Art by Ellen Forney
The Absolutely True Diary of a Part-Time Indian won the National Book Award in 2007. But I didn’t hear about it then. Before this past summer, I’d never heard of it. I first read about it in this article on The Atlantic Wire. It made the news in August, because the book, once required summer reading for incoming sixth graders, had been banned by a New York public school.
Fox News’s fair-and-balanced headline read: “Complaints reportedly force NYC school to remove book on masturbation from summer reading list.” According to New York Daily News, which first reported the story, the mother who complained about the book said, “It was like ‘Fifty Shades of Grey’ for kids.”
I used to be a public-school teacher. And I can tell you from first-hand experience that a “book on masturbation” would never make the cut for a public school’s required summer-reading list. So, I was curious. And skeptical. I decided to do a little more research.
The Absolutely True Diary of a Part-Time Indian is no stranger to controversy or to being banned in schools (for a detailed description of some of the bannings and the purported reasons therefor, click here). Since 2010, it has been on the American Library Association’s list of the ten most frequently challenged books every year. Last year, it was the #2 most banned and challenged book. Why? “Offensive language, racism, sexually explicit, unsuited for age group.” Continue reading
The Girl You Left Behind
On Monday, German authorities confirmed the discovery of over a BILLION dollars worth of Nazi-seized art hidden in an apartment in Munich. Over 1,500 pieces, including works by Chagall, Picasso, and Matisse, had been cached away behind the wall of the messy, drab apartment for decades. If you haven’t heard or read about the story, check out this one-minute clip:
(For more details, you can read this article in The Wall Street Journal).
As mentioned at the end of that Newsy clip, the original owners (or their heirs) are seeking the return of at least 200 of the pieces found in the cache. This will likely spur loads of legal battles regarding the provenance of the art and its rightful owners. Historically, battles about art seized or stolen during war are lengthy and costly. Some end with the return of works to their original owners (like this one, where a German court ordered a museum to return a rare poster collection to the son of its original owner, ruling that a failure to return the posters would “perpetuate Nazi injustice”). But, many times, the original owners are never able to get the art back (this article describes the legal battles fought and technicalities relied upon by New York museums to keep art that has been claimed to have been stolen).

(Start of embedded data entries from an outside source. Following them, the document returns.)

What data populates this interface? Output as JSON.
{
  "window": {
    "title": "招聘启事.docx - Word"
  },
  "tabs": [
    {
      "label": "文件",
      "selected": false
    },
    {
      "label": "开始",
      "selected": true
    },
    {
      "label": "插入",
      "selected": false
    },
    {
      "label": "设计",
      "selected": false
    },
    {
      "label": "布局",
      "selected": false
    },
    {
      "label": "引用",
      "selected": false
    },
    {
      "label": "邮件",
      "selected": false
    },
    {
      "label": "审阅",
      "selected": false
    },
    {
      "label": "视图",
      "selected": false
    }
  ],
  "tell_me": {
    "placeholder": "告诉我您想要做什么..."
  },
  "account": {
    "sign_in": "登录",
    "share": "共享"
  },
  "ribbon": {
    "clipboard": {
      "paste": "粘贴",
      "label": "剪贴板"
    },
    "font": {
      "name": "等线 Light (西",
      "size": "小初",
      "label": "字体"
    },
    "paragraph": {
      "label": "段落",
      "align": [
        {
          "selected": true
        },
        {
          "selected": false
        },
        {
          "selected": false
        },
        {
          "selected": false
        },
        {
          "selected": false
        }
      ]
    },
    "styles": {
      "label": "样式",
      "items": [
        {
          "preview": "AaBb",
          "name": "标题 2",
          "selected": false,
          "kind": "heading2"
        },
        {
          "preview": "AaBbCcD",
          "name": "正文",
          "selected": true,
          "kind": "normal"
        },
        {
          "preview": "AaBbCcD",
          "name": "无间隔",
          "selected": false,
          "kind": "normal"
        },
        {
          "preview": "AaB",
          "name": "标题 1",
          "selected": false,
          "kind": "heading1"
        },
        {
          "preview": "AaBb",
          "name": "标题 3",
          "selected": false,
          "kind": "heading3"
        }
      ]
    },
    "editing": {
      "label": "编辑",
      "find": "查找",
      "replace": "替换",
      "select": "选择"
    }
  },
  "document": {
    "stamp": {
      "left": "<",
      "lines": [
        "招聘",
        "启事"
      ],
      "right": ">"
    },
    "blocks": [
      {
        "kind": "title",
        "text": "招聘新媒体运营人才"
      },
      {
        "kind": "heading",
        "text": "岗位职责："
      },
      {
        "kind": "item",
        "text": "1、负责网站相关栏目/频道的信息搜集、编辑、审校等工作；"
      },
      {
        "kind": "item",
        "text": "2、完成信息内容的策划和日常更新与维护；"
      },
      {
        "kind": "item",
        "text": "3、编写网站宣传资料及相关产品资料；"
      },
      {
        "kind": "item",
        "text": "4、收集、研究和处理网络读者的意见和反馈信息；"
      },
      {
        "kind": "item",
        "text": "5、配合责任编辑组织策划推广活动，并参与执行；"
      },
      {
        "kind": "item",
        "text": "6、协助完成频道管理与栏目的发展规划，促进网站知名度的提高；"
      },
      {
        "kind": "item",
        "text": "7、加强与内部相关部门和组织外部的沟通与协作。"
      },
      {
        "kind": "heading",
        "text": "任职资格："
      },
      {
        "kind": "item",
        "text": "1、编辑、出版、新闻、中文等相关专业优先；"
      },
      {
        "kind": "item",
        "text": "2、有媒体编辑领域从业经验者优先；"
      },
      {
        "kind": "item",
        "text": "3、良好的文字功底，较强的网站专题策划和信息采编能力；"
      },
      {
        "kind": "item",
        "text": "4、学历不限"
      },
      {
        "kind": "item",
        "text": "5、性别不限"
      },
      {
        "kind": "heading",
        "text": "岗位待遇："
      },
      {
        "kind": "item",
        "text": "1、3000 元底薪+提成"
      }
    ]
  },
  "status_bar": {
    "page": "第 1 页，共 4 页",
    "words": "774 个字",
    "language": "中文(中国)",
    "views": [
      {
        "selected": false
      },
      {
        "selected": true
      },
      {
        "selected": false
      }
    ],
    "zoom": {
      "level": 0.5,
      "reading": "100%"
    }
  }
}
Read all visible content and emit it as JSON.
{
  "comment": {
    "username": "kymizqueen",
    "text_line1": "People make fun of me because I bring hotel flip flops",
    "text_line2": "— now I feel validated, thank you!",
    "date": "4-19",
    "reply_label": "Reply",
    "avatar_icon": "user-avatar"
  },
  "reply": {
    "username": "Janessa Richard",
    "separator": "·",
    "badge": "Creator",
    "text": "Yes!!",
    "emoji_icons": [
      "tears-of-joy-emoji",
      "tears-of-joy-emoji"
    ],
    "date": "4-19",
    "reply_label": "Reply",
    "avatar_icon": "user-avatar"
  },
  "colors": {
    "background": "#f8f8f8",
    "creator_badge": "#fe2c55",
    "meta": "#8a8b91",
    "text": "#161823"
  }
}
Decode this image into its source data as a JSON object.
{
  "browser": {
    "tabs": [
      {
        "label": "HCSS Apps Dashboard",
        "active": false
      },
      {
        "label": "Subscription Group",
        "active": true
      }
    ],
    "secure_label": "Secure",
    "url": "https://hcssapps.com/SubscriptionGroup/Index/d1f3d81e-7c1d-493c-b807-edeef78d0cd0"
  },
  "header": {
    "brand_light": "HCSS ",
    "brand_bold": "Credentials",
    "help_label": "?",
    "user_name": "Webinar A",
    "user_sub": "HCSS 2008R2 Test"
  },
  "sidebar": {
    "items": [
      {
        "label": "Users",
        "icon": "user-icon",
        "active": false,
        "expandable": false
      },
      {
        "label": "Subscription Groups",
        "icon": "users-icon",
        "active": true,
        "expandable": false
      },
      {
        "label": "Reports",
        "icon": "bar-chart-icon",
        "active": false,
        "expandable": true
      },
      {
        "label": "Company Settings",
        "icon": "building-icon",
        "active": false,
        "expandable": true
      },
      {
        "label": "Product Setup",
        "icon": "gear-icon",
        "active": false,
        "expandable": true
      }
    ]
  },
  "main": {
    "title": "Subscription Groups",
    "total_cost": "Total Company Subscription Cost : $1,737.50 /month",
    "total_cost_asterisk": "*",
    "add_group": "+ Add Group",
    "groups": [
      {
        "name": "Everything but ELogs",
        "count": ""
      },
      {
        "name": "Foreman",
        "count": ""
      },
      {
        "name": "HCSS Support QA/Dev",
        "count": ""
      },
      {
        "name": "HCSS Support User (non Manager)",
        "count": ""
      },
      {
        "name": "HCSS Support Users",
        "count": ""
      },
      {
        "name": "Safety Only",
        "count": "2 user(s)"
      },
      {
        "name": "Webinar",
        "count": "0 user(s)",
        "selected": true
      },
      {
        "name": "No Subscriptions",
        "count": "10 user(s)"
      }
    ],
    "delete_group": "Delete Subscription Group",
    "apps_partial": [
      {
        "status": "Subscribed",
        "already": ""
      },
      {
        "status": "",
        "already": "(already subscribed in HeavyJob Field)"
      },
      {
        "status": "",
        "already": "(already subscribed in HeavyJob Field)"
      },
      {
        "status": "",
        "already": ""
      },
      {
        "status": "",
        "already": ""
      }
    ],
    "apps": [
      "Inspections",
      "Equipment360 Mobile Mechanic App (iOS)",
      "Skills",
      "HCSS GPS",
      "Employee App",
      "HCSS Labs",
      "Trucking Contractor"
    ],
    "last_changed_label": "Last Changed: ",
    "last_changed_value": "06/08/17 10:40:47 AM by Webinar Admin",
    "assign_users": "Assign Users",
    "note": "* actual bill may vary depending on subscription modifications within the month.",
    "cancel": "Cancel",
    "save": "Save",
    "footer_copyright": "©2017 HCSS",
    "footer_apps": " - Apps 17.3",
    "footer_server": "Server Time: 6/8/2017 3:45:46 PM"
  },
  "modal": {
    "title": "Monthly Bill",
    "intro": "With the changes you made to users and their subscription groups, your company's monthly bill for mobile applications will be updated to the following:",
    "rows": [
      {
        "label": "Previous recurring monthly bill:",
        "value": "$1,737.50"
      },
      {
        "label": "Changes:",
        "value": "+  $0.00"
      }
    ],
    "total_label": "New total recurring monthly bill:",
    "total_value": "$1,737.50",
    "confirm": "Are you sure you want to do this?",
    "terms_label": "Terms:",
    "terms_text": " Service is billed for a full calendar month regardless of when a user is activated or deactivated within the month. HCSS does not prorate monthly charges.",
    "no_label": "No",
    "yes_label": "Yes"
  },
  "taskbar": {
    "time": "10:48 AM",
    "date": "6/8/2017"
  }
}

Donna Tartt does not write short books. She writes ridiculously loooooooong books.
You may have gleaned that, generally speaking, I am not a fan of ridiculously long books. Most of the time, when a book is too long (like this one or this one), it just means there’s a lot of extraneous crap in there that could have been cut out. Too long usually begins at about 400 pages and goes on (and on and on and on and on and on) from there.
There are, of course, exceptions. Tartt’s first novel, The Secret History, which (as I’ve mentioned before) is really great and is on my list of books you should read, clocks in at nearly 600 pages. So, I began The Goldfinch with an open mind. In fact, I was really excited to read it.
Unfortunately, my worst fears were realized. Continue reading